[Data excerpts]
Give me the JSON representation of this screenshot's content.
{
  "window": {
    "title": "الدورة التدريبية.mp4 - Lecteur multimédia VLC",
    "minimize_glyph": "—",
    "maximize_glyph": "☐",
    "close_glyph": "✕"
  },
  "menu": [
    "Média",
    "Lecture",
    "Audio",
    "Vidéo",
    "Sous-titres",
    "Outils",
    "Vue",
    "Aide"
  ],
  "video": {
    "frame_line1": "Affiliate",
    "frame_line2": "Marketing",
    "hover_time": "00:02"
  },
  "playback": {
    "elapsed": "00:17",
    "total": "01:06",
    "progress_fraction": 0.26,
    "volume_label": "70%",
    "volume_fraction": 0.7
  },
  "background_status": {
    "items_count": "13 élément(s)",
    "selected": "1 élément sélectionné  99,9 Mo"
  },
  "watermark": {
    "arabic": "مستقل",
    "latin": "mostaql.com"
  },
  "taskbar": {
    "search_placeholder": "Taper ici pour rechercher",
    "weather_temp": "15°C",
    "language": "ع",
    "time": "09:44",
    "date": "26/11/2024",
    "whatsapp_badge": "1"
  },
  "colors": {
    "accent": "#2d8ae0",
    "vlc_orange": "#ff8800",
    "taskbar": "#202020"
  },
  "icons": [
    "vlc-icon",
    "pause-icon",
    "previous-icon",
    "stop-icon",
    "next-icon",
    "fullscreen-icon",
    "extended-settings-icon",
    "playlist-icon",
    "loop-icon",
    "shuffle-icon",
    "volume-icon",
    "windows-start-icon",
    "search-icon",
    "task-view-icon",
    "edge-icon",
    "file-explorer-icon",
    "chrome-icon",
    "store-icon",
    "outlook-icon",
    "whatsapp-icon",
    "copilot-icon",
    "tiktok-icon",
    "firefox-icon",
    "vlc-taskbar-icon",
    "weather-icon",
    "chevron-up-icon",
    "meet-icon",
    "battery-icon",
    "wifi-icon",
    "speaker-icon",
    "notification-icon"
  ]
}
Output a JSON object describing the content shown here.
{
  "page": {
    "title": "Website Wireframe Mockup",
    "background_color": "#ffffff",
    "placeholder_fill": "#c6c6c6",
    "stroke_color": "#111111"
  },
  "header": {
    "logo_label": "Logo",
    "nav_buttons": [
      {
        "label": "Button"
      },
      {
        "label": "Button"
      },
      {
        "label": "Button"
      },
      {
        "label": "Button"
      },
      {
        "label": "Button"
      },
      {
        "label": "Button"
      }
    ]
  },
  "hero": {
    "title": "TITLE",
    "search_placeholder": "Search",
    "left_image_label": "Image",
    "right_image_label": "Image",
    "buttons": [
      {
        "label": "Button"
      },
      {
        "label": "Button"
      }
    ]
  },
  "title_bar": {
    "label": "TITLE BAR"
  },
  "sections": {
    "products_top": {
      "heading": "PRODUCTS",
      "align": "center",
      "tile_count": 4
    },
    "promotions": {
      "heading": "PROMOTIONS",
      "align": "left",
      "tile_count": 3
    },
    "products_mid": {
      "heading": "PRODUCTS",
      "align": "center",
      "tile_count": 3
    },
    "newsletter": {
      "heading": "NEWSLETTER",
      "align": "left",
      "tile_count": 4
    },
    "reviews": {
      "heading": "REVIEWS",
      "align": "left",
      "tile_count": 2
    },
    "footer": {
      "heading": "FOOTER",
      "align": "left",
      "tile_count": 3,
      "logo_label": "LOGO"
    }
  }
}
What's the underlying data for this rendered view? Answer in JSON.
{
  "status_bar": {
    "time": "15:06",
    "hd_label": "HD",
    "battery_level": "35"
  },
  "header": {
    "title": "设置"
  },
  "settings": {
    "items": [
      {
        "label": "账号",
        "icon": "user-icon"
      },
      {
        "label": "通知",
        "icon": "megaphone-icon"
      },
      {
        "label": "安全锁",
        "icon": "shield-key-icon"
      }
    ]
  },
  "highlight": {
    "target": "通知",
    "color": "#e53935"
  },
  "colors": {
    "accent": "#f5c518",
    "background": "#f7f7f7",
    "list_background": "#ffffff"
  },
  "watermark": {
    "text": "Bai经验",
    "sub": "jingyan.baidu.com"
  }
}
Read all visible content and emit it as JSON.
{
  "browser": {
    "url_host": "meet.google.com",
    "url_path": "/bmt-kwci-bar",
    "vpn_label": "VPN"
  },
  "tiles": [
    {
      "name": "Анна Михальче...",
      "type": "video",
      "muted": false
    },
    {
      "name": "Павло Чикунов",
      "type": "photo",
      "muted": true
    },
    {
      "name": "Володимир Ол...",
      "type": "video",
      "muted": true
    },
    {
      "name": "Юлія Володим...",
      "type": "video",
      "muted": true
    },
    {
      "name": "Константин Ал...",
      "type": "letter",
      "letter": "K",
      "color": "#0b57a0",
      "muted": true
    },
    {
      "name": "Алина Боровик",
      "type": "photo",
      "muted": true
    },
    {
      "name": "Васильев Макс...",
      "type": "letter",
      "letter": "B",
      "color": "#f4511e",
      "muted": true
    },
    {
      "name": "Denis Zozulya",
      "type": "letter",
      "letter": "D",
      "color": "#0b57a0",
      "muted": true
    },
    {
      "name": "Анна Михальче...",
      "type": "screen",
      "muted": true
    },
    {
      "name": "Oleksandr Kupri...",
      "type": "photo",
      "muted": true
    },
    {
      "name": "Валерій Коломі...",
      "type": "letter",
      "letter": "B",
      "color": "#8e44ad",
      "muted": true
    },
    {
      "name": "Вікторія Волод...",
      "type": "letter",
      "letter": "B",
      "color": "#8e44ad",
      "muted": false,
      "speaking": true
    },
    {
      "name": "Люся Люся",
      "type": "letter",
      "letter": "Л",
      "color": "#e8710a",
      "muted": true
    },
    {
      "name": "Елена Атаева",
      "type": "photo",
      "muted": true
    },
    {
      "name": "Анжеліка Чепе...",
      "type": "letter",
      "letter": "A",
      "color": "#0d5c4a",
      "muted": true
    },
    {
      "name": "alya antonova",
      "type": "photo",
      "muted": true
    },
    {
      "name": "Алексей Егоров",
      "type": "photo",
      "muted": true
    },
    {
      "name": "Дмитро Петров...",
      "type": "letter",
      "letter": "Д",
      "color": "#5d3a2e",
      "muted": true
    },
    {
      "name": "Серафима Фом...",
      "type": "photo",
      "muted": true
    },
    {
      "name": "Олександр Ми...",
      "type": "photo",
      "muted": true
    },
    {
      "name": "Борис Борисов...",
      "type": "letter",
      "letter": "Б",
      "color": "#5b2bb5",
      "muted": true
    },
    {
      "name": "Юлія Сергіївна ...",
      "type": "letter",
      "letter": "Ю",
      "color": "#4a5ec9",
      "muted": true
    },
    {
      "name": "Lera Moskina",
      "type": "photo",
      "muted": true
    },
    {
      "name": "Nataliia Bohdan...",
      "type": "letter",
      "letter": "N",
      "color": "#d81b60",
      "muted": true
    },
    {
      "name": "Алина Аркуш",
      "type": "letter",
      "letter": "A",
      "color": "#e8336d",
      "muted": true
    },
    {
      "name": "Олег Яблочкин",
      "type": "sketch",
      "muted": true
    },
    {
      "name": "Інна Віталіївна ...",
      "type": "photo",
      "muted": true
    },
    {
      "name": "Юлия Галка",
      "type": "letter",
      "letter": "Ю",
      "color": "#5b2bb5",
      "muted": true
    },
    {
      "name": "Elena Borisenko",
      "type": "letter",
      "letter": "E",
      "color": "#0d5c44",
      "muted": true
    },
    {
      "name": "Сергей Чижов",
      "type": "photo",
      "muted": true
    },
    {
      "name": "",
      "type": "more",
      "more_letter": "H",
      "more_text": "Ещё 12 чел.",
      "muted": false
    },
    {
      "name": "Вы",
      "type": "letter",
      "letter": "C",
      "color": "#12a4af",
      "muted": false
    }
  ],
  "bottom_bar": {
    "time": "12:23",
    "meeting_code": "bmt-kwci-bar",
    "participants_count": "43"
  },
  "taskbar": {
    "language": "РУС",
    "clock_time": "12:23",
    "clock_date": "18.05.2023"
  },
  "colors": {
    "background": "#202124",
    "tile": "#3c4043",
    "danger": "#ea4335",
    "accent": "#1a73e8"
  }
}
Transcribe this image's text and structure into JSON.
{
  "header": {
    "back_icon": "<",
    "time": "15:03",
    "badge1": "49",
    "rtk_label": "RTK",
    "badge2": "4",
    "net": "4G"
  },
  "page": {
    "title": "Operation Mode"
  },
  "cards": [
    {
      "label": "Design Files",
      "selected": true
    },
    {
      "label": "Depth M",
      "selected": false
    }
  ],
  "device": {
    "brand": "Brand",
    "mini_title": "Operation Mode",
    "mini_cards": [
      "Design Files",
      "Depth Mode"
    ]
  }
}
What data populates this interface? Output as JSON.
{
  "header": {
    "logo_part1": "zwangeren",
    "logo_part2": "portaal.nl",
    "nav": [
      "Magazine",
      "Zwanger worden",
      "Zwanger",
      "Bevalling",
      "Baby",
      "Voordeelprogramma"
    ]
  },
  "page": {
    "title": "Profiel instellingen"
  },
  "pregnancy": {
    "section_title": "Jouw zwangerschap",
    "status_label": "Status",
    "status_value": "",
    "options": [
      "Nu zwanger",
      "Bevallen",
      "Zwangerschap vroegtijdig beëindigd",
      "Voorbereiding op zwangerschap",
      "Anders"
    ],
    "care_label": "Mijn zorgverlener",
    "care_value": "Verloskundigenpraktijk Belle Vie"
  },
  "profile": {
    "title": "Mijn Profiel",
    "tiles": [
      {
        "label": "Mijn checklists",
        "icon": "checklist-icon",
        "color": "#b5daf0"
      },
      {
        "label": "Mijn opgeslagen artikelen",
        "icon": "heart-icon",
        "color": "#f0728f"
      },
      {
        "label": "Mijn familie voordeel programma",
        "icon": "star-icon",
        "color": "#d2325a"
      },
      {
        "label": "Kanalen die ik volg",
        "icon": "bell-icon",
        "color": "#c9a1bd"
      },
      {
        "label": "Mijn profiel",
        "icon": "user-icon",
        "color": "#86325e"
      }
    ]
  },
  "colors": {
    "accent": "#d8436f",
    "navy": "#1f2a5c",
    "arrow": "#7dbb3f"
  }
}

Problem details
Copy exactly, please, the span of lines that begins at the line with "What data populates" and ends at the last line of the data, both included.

Answer below
What data populates this interface? Output as JSON.
{
  "header": {
    "logo_part1": "zwangeren",
    "logo_part2": "portaal.nl",
    "nav": [
      "Magazine",
      "Zwanger worden",
      "Zwanger",
      "Bevalling",
      "Baby",
      "Voordeelprogramma"
    ]
  },
  "page": {
    "title": "Profiel instellingen"
  },
  "pregnancy": {
    "section_title": "Jouw zwangerschap",
    "status_label": "Status",
    "status_value": "",
    "options": [
      "Nu zwanger",
      "Bevallen",
      "Zwangerschap vroegtijdig beëindigd",
      "Voorbereiding op zwangerschap",
      "Anders"
    ],
    "care_label": "Mijn zorgverlener",
    "care_value": "Verloskundigenpraktijk Belle Vie"
  },
  "profile": {
    "title": "Mijn Profiel",
    "tiles": [
      {
        "label": "Mijn checklists",
        "icon": "checklist-icon",
        "color": "#b5daf0"
      },
      {
        "label": "Mijn opgeslagen artikelen",
        "icon": "heart-icon",
        "color": "#f0728f"
      },
      {
        "label": "Mijn familie voordeel programma",
        "icon": "star-icon",
        "color": "#d2325a"
      },
      {
        "label": "Kanalen die ik volg",
        "icon": "bell-icon",
        "color": "#c9a1bd"
      },
      {
        "label": "Mijn profiel",
        "icon": "user-icon",
        "color": "#86325e"
      }
    ]
  },
  "colors": {
    "accent": "#d8436f",
    "navy": "#1f2a5c",
    "arrow": "#7dbb3f"
  }
}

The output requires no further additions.